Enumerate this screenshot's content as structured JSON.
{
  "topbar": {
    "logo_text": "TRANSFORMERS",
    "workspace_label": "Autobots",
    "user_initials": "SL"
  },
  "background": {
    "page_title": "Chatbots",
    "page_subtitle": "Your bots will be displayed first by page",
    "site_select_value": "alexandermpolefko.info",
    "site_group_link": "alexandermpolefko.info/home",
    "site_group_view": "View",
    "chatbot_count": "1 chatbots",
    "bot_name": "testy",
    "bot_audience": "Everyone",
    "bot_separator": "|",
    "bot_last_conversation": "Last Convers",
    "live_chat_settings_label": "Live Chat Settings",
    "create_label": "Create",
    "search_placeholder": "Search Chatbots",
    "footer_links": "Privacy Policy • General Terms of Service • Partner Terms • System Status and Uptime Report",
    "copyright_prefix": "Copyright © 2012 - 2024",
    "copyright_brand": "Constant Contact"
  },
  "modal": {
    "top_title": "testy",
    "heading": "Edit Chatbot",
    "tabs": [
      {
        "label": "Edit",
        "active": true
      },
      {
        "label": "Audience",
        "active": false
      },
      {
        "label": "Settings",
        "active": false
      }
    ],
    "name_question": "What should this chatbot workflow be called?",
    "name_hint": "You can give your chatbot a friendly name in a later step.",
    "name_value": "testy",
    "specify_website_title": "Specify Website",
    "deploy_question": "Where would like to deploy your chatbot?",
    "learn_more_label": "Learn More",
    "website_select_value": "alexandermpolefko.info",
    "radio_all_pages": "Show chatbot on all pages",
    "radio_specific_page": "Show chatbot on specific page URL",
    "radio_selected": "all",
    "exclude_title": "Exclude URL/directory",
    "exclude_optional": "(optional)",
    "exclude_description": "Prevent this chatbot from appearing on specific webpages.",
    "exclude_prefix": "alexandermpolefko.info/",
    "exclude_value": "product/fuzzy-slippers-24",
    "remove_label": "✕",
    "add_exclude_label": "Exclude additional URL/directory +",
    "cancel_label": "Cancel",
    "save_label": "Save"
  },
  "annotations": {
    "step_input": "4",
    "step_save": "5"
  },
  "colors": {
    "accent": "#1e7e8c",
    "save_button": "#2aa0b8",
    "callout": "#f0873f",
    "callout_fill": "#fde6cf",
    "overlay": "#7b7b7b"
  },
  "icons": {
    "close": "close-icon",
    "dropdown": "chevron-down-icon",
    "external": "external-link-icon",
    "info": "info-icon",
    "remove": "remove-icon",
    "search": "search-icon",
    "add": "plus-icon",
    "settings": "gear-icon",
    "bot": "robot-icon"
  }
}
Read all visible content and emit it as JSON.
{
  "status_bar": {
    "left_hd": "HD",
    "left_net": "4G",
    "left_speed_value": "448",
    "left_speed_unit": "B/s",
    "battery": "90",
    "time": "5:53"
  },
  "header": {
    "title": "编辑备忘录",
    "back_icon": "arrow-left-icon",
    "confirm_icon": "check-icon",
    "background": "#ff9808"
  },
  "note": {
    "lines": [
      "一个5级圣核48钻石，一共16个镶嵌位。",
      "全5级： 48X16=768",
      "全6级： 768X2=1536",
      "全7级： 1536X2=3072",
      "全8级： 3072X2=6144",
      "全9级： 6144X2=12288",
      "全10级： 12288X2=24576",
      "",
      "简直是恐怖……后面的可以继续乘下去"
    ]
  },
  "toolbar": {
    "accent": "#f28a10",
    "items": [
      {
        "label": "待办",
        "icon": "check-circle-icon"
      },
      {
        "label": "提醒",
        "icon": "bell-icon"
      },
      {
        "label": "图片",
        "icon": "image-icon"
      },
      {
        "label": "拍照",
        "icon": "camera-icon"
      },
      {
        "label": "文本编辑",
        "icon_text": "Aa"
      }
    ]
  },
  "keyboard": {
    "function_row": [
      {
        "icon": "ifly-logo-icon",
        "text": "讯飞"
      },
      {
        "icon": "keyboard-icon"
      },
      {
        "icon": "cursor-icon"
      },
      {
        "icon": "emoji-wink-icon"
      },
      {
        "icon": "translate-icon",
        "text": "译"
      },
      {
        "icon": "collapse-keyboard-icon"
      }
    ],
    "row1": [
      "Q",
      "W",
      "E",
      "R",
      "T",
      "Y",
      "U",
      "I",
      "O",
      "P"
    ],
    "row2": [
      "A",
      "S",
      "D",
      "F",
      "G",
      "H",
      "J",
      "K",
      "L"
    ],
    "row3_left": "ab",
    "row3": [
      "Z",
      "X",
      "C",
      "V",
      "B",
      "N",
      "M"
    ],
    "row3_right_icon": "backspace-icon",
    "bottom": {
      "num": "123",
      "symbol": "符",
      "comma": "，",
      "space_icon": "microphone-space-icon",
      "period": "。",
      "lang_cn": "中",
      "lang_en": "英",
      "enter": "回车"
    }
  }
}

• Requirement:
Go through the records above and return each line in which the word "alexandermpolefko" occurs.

• Answer space:
    "site_select_value": "alexandermpolefko.info",
    "site_group_link": "alexandermpolefko.info/home",
    "website_select_value": "alexandermpolefko.info",
    "exclude_prefix": "alexandermpolefko.info/",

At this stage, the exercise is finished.